  • Authorized users can sign in to Test Prices for detailed fee information.
  • Clients without access to Test Prices can contact Customer Service 24 hours a day, seven days a week.
  • Prospective clients should contact their Regional Manager. For assistance, contact Customer Service.

Test Classification
Provides information regarding the medical device classification for laboratory test kits and reagents. Tests may be classified as cleared or approved by the US Food and Drug Administration (FDA) and used per manufacturer instructions, or as products that do not undergo full FDA review and approval, and are then labeled as an Analyte Specific Reagent (ASR) product.

This test has been cleared, approved, or is exempt by the US Food and Drug Administration and is used per manufacturer's instructions. Performance characteristics were verified by Mayo Clinic in a manner consistent with CLIA requirements.

CPT Code Information
Provides guidance in determining the appropriate Current Procedural Terminology (CPT) code(s) information for each test or profile. The listed CPT codes reflect Mayo Clinic Laboratories interpretation of CPT coding requirements. It is the responsibility of each laboratory to determine correct CPT codes to use for billing.

CPT codes are provided by the performing laboratory.

84480

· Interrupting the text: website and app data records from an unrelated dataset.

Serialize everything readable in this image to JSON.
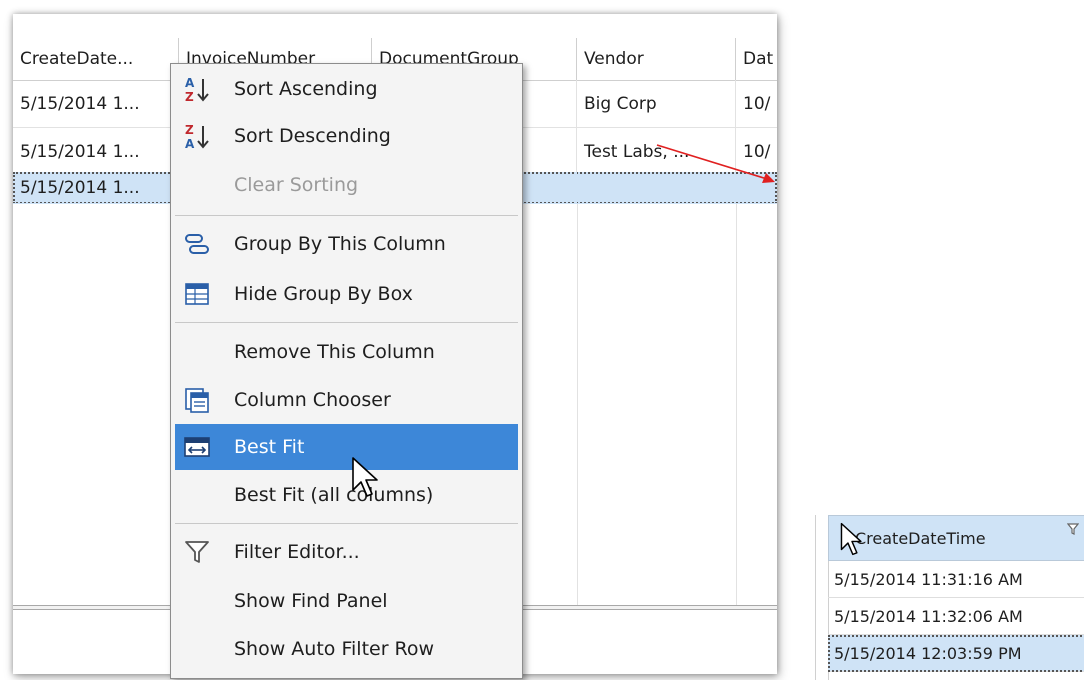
{
  "grid": {
    "columns": [
      "CreateDate...",
      "InvoiceNumber",
      "DocumentGroup",
      "Vendor",
      "Dat"
    ],
    "rows": [
      [
        "5/15/2014 1...",
        "",
        "",
        "Big Corp",
        "10/"
      ],
      [
        "5/15/2014 1...",
        "",
        "",
        "Test Labs, ...",
        "10/"
      ],
      [
        "5/15/2014 1...",
        "",
        "",
        "",
        ""
      ]
    ]
  },
  "menu": {
    "items": [
      {
        "label": "Sort Ascending",
        "icon": "sort-ascending-icon",
        "state": "normal"
      },
      {
        "label": "Sort Descending",
        "icon": "sort-descending-icon",
        "state": "normal"
      },
      {
        "label": "Clear Sorting",
        "icon": "",
        "state": "disabled"
      },
      {
        "label": "Group By This Column",
        "icon": "group-by-icon",
        "state": "normal"
      },
      {
        "label": "Hide Group By Box",
        "icon": "group-box-icon",
        "state": "normal"
      },
      {
        "label": "Remove This Column",
        "icon": "",
        "state": "normal"
      },
      {
        "label": "Column Chooser",
        "icon": "column-chooser-icon",
        "state": "normal"
      },
      {
        "label": "Best Fit",
        "icon": "best-fit-icon",
        "state": "highlighted"
      },
      {
        "label": "Best Fit (all columns)",
        "icon": "",
        "state": "normal"
      },
      {
        "label": "Filter Editor...",
        "icon": "filter-icon",
        "state": "normal"
      },
      {
        "label": "Show Find Panel",
        "icon": "",
        "state": "normal"
      },
      {
        "label": "Show Auto Filter Row",
        "icon": "",
        "state": "normal"
      }
    ]
  },
  "inset": {
    "header": "CreateDateTime",
    "rows": [
      "5/15/2014 11:31:16 AM",
      "5/15/2014 11:32:06 AM",
      "5/15/2014 12:03:59 PM"
    ]
  },
  "colors": {
    "selection": "#cfe3f6",
    "menu_highlight": "#3d87d8",
    "arrow": "#e02020",
    "icon_blue": "#2a5fa8",
    "icon_red": "#c0282d"
  }
}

LOINC® Information
Provides guidance in determining the Logical Observation Identifiers Names and Codes (LOINC) values for the order and results codes of this test. LOINC values are provided by the performing laboratory.

Test Id Test Order Name Order LOINC Value
T3 T3 (Triiodothyronine), Total, S 83124-8
Result Id Test Result Name Result LOINC Value
Applies only to results expressed in units of measure originally reported by the performing laboratory. These values do not apply to results that are converted to other units of measure.
T3 T3 (Triiodothyronine), Total, S 83124-8

Test Setup Resources

Setup Files
Test setup information contains test file definition details to support order and result interfacing between Mayo Clinic Laboratories and your Laboratory Information System.

Excel | Create a PDF

Sample Reports
Normal and Abnormal sample reports are provided as references for report appearance.

Normal Reports | Abnormal Reports

SI Sample Reports
International System (SI) of Unit reports are provided for a limited number of tests. These reports are intended for international account use and are only available through MayoLINK accounts that have been defined to receive them.

SI Normal Reports | SI Abnormal Reports